_Task directions:_ Copy each line of the material below that includes the string "JSON".

_Entries supplied:_

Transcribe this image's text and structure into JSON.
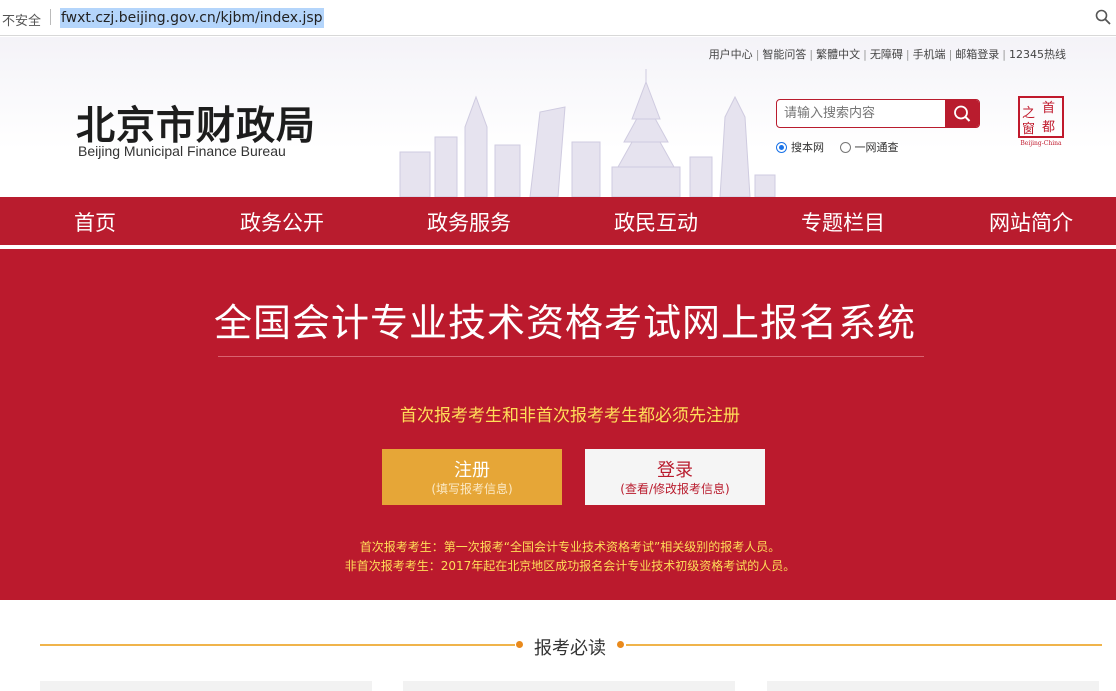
{
  "address_bar": {
    "security_label": "不安全",
    "url": "fwxt.czj.beijing.gov.cn/kjbm/index.jsp"
  },
  "header": {
    "top_links": [
      "用户中心",
      "智能问答",
      "繁體中文",
      "无障碍",
      "手机端",
      "邮箱登录",
      "12345热线"
    ],
    "logo_cn": "北京市财政局",
    "logo_en": "Beijing Municipal Finance Bureau",
    "search": {
      "placeholder": "请输入搜索内容",
      "options": [
        {
          "label": "搜本网",
          "selected": true
        },
        {
          "label": "一网通查",
          "selected": false
        }
      ]
    },
    "seal": {
      "chars": [
        "之",
        "首",
        "都",
        "窗"
      ],
      "caption": "Beijing-China"
    }
  },
  "nav": {
    "items": [
      "首页",
      "政务公开",
      "政务服务",
      "政民互动",
      "专题栏目",
      "网站简介"
    ]
  },
  "banner": {
    "title": "全国会计专业技术资格考试网上报名系统",
    "notice": "首次报考考生和非首次报考考生都必须先注册",
    "register": {
      "label": "注册",
      "sub": "(填写报考信息)"
    },
    "login": {
      "label": "登录",
      "sub": "(查看/修改报考信息)"
    },
    "explanations": [
      "首次报考考生：第一次报考“全国会计专业技术资格考试”相关级别的报考人员。",
      "非首次报考考生：2017年起在北京地区成功报名会计专业技术初级资格考试的人员。"
    ]
  },
  "section": {
    "title": "报考必读"
  },
  "colors": {
    "brand_red": "#bb1a2d",
    "accent_yellow": "#ffde59",
    "register_orange": "#e6a637",
    "section_line": "#f0b44b"
  }
}
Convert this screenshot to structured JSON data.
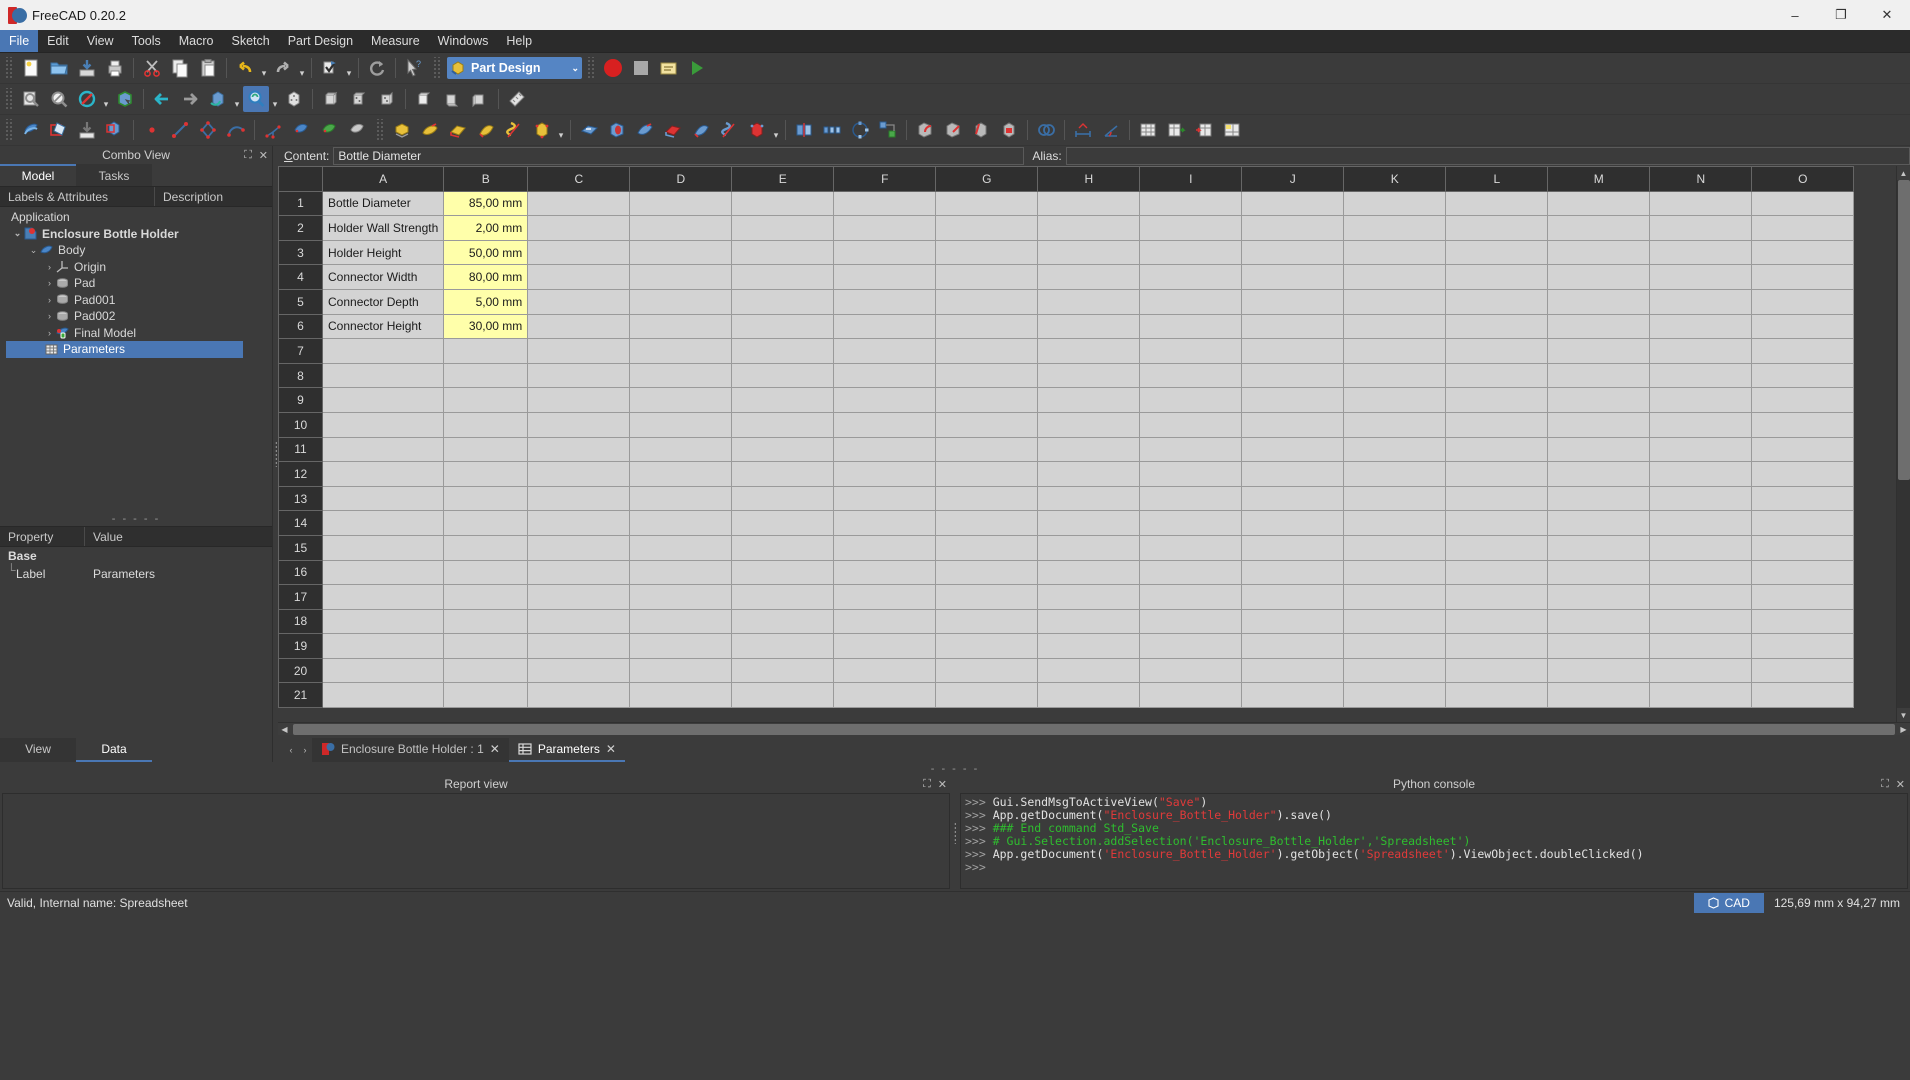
{
  "window": {
    "title": "FreeCAD 0.20.2",
    "app_icon": "freecad-icon",
    "minimize": "–",
    "maximize": "❐",
    "close": "✕"
  },
  "menubar": {
    "items": [
      {
        "label": "File",
        "active": true
      },
      {
        "label": "Edit",
        "active": false
      },
      {
        "label": "View",
        "active": false
      },
      {
        "label": "Tools",
        "active": false
      },
      {
        "label": "Macro",
        "active": false
      },
      {
        "label": "Sketch",
        "active": false
      },
      {
        "label": "Part Design",
        "active": false
      },
      {
        "label": "Measure",
        "active": false
      },
      {
        "label": "Windows",
        "active": false
      },
      {
        "label": "Help",
        "active": false
      }
    ]
  },
  "workbench": {
    "selected": "Part Design",
    "arrow": "⌄"
  },
  "combo_view": {
    "title": "Combo View",
    "float_icon": "restore-icon",
    "close_icon": "close-icon",
    "tabs": [
      {
        "label": "Model",
        "active": true
      },
      {
        "label": "Tasks",
        "active": false
      }
    ],
    "tree_headers": {
      "labels": "Labels & Attributes",
      "description": "Description"
    },
    "tree": [
      {
        "label": "Application",
        "depth": 0,
        "arrow": "",
        "icon": "",
        "bold": false,
        "selected": false
      },
      {
        "label": "Enclosure Bottle Holder",
        "depth": 1,
        "arrow": "⌄",
        "icon": "document-icon",
        "bold": true,
        "selected": false
      },
      {
        "label": "Body",
        "depth": 2,
        "arrow": "⌄",
        "icon": "body-icon",
        "bold": false,
        "selected": false
      },
      {
        "label": "Origin",
        "depth": 3,
        "arrow": "›",
        "icon": "origin-icon",
        "bold": false,
        "selected": false
      },
      {
        "label": "Pad",
        "depth": 3,
        "arrow": "›",
        "icon": "pad-icon",
        "bold": false,
        "selected": false
      },
      {
        "label": "Pad001",
        "depth": 3,
        "arrow": "›",
        "icon": "pad-icon",
        "bold": false,
        "selected": false
      },
      {
        "label": "Pad002",
        "depth": 3,
        "arrow": "›",
        "icon": "pad-icon",
        "bold": false,
        "selected": false
      },
      {
        "label": "Final Model",
        "depth": 3,
        "arrow": "›",
        "icon": "final-model-icon",
        "bold": false,
        "selected": false
      },
      {
        "label": "Parameters",
        "depth": 2,
        "arrow": "",
        "icon": "spreadsheet-icon",
        "bold": false,
        "selected": true
      }
    ],
    "splitter": "- - - - -",
    "property_headers": {
      "property": "Property",
      "value": "Value"
    },
    "properties": [
      {
        "name": "Base",
        "value": "",
        "group": true
      },
      {
        "name": "Label",
        "value": "Parameters",
        "group": false
      }
    ],
    "bottom_tabs": [
      {
        "label": "View",
        "active": false
      },
      {
        "label": "Data",
        "active": true
      }
    ]
  },
  "spreadsheet": {
    "content_label": "Content:",
    "content_value": "Bottle Diameter",
    "alias_label": "Alias:",
    "alias_value": "",
    "columns": [
      "A",
      "B",
      "C",
      "D",
      "E",
      "F",
      "G",
      "H",
      "I",
      "J",
      "K",
      "L",
      "M",
      "N",
      "O"
    ],
    "row_count": 21,
    "rows": [
      {
        "n": "1",
        "a": "Bottle Diameter",
        "b": "85,00 mm"
      },
      {
        "n": "2",
        "a": "Holder Wall Strength",
        "b": "2,00 mm"
      },
      {
        "n": "3",
        "a": "Holder Height",
        "b": "50,00 mm"
      },
      {
        "n": "4",
        "a": "Connector Width",
        "b": "80,00 mm"
      },
      {
        "n": "5",
        "a": "Connector Depth",
        "b": "5,00 mm"
      },
      {
        "n": "6",
        "a": "Connector Height",
        "b": "30,00 mm"
      },
      {
        "n": "7",
        "a": "",
        "b": ""
      },
      {
        "n": "8",
        "a": "",
        "b": ""
      },
      {
        "n": "9",
        "a": "",
        "b": ""
      },
      {
        "n": "10",
        "a": "",
        "b": ""
      },
      {
        "n": "11",
        "a": "",
        "b": ""
      },
      {
        "n": "12",
        "a": "",
        "b": ""
      },
      {
        "n": "13",
        "a": "",
        "b": ""
      },
      {
        "n": "14",
        "a": "",
        "b": ""
      },
      {
        "n": "15",
        "a": "",
        "b": ""
      },
      {
        "n": "16",
        "a": "",
        "b": ""
      },
      {
        "n": "17",
        "a": "",
        "b": ""
      },
      {
        "n": "18",
        "a": "",
        "b": ""
      },
      {
        "n": "19",
        "a": "",
        "b": ""
      },
      {
        "n": "20",
        "a": "",
        "b": ""
      },
      {
        "n": "21",
        "a": "",
        "b": ""
      }
    ],
    "highlight_color": "#ffffaa"
  },
  "document_tabs": {
    "prev_arrow": "‹",
    "next_arrow": "›",
    "items": [
      {
        "label": "Enclosure Bottle Holder : 1",
        "icon": "freecad-doc-icon",
        "close": "✕",
        "active": false
      },
      {
        "label": "Parameters",
        "icon": "spreadsheet-icon",
        "close": "✕",
        "active": true
      }
    ]
  },
  "dock_splitter": "- - - - -",
  "report_view": {
    "title": "Report view",
    "float_icon": "restore-icon",
    "close_icon": "close-icon",
    "lines": []
  },
  "python_console": {
    "title": "Python console",
    "float_icon": "restore-icon",
    "close_icon": "close-icon",
    "lines": [
      {
        "prompt": ">>> ",
        "segments": [
          {
            "t": "Gui.SendMsgToActiveView(",
            "c": "txt"
          },
          {
            "t": "\"Save\"",
            "c": "str"
          },
          {
            "t": ")",
            "c": "txt"
          }
        ]
      },
      {
        "prompt": ">>> ",
        "segments": [
          {
            "t": "App.getDocument(",
            "c": "txt"
          },
          {
            "t": "\"Enclosure_Bottle_Holder\"",
            "c": "str"
          },
          {
            "t": ").save()",
            "c": "txt"
          }
        ]
      },
      {
        "prompt": ">>> ",
        "segments": [
          {
            "t": "### End command Std_Save",
            "c": "cmt"
          }
        ]
      },
      {
        "prompt": ">>> ",
        "segments": [
          {
            "t": "# Gui.Selection.addSelection('Enclosure_Bottle_Holder','Spreadsheet')",
            "c": "cmt"
          }
        ]
      },
      {
        "prompt": ">>> ",
        "segments": [
          {
            "t": "App.getDocument(",
            "c": "txt"
          },
          {
            "t": "'Enclosure_Bottle_Holder'",
            "c": "str"
          },
          {
            "t": ").getObject(",
            "c": "txt"
          },
          {
            "t": "'Spreadsheet'",
            "c": "str"
          },
          {
            "t": ").ViewObject.doubleClicked()",
            "c": "txt"
          }
        ]
      },
      {
        "prompt": ">>> ",
        "segments": []
      }
    ]
  },
  "status_bar": {
    "message": "Valid, Internal name: Spreadsheet",
    "cad_button": "CAD",
    "cad_icon": "navigation-cube-icon",
    "dimensions": "125,69 mm x 94,27 mm"
  },
  "colors": {
    "accent": "#4a77b4",
    "highlight_cell": "#ffffaa",
    "panel_bg": "#3b3b3b",
    "cell_bg": "#d3d3d3"
  }
}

_Response to the task:_
Transcribe this image's text and structure into JSON.
Convert this screenshot to structured JSON data.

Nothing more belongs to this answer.